TAMPA — It's the kind of high-dollar fund-raising event thrown routinely during the campaign season by avowedly partisan organizations and individuals.
But the Tampa Bay Partnership pitches itself as a group of top business leaders, "working together to create a more unified, competitive and prosperous region."
So a kerfuffle has arisen over a $2,500-per-person fundraiser Sept. 26 that the partnership is coordinating to benefit the state Senate campaign committee of the Republican Party of Florida. The partnership held a similar event for the committee in January.
Democrats argue that it's inappropriate for the partnership, funded by dues from members including Tampa General Hospital and the University of South Florida, to dip into partisan politics.
But Partnership President and Chief Executive Rick Homans denied the organization has become a partisan group.
It's boosting Republicans, Homans said, only because the Tampa area stands to gain if the GOP holds onto its state Senate majority. The reason: The next two Senate presidents would hail from the region — incoming President Bill Galvano of Bradenton followed by Wilton Simpson of Trilby.
Invitations to the Sept. 26 event were sent recently to members of the partnership and other Tampa business leaders from Rhea Law, an attorney and prominent Republican fundraiser who's chairwoman of the partnership's governing board.
"Senator Galvano has asked me to convene leadership from our business community to help Republicans maintain their slim Senate majority," the invitation said.
Law said Galvano and Simpson can "advance our region's most important priorities, including the funding of regionally significant transportation infrastructure."
One of the invitations went to prominent Tampa Democratic fundraiser Alex Sink, a former bank executive, state chief financial officer and unsuccessful candidate for governor.
Sink said charitable groups including the United Way and the Community Foundation have funded partnership projects in the past.
"Our community is represented by both Republicans and Democrats," she said. "It seems to me highly inappropriate that they're engaged in party fundraising. I'd say the same thing if they were raising money for Democrats."
In an interview, Homans said the partnership would take the same approach, too, if the other political party stood to advance the priorities of the Tampa Bay region.
"If the tables were turned," he said, "and it were Democrats in these same positions, we would be doing the same on behalf of the Democratic leadership."
In July, the partnership weighed in on the future of CareerSource Tampa Bay, the jointly run workforce development agencies that ousted their executive director earlier this year. In June, the partnership joined a delegation that visited Houston to learn more about developing local workforce talent.
But the partnership changed its mission in 2016 from a focus on economic development to "public policy and advocacy," and eliminated membership and funding from government agencies to allow for possible political advocacy.
Today, the organization has about 40 members, mostly private corporations that pay dues of $25,000 a year — or $50,000 for membership on the governing board.
Homans said those companies can take tax deductions for their dues but must exempt the portion the organization uses to pay for lobbying.

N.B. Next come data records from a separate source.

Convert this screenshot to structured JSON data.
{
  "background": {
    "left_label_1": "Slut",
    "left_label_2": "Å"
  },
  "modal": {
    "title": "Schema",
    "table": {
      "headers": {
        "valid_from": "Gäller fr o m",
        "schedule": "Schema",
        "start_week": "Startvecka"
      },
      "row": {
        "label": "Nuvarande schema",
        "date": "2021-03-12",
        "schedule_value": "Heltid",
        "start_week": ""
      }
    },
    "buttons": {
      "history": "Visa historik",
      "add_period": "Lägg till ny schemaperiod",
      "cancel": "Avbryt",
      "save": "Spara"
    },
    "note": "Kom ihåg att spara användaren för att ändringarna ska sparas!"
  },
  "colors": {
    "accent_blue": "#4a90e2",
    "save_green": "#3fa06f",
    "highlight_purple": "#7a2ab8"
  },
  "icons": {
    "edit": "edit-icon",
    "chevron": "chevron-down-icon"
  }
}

He said the organization has not actually made any contribution to the GOP's state Senate committee. Costs of fundraisers usually are reported as in-kind campaign contributions, but Homans said other companies provided the food and beverages for the January fundraiser and he expects the same in September.
The GOP committee has given $302,691 in this election cycle to Sen. Dana Young, R-Tampa, who faces a challenge from Democratic state Rep. Janet Cruz. It has given Sen. Tom Lee, R-Thonotosassa, $50,000, and Sen. Jeff Brandes, R-St. Petersburg, $206,057.
As a 501(c)(6) organization under the Internal Revenue Code, the partnership can legally spend some money on political activity.
Homans said the political fundraising was discussed "at length" by the governing board beforehand.
Members of the board include USF President Judy Genshaft, TGH President John Couris and at least two executives with significant interest in spending by local public agencies — Tampa Bay Rays President Brian Auld, who is working on a financing plan for a new stadium, and Strategic Property Partners leader Jeff Vinik, whose company is spearheading the $3 billion Water Street Tampa project downtown.
Couris, Vinik and Auld declined through spokesmen to comment on the partnership's GOP fundraising.
Genshaft said through spokesman Adam Freeman that she "has established a track record of working productively with elected officials from all political parties," and won't go to the September event. She added that USF's partnership dues are paid for with privately donated USF Foundation money, not public funds.
The incoming Senate Democratic leader, who likely would become Senate president if Democrats were to win a majority, is Sen. Audrey Gibson of Jacksonville.
For that to happen, Democrats would have flip five seats during the Nov. 6 general election — a prospect that is seen as unlikely.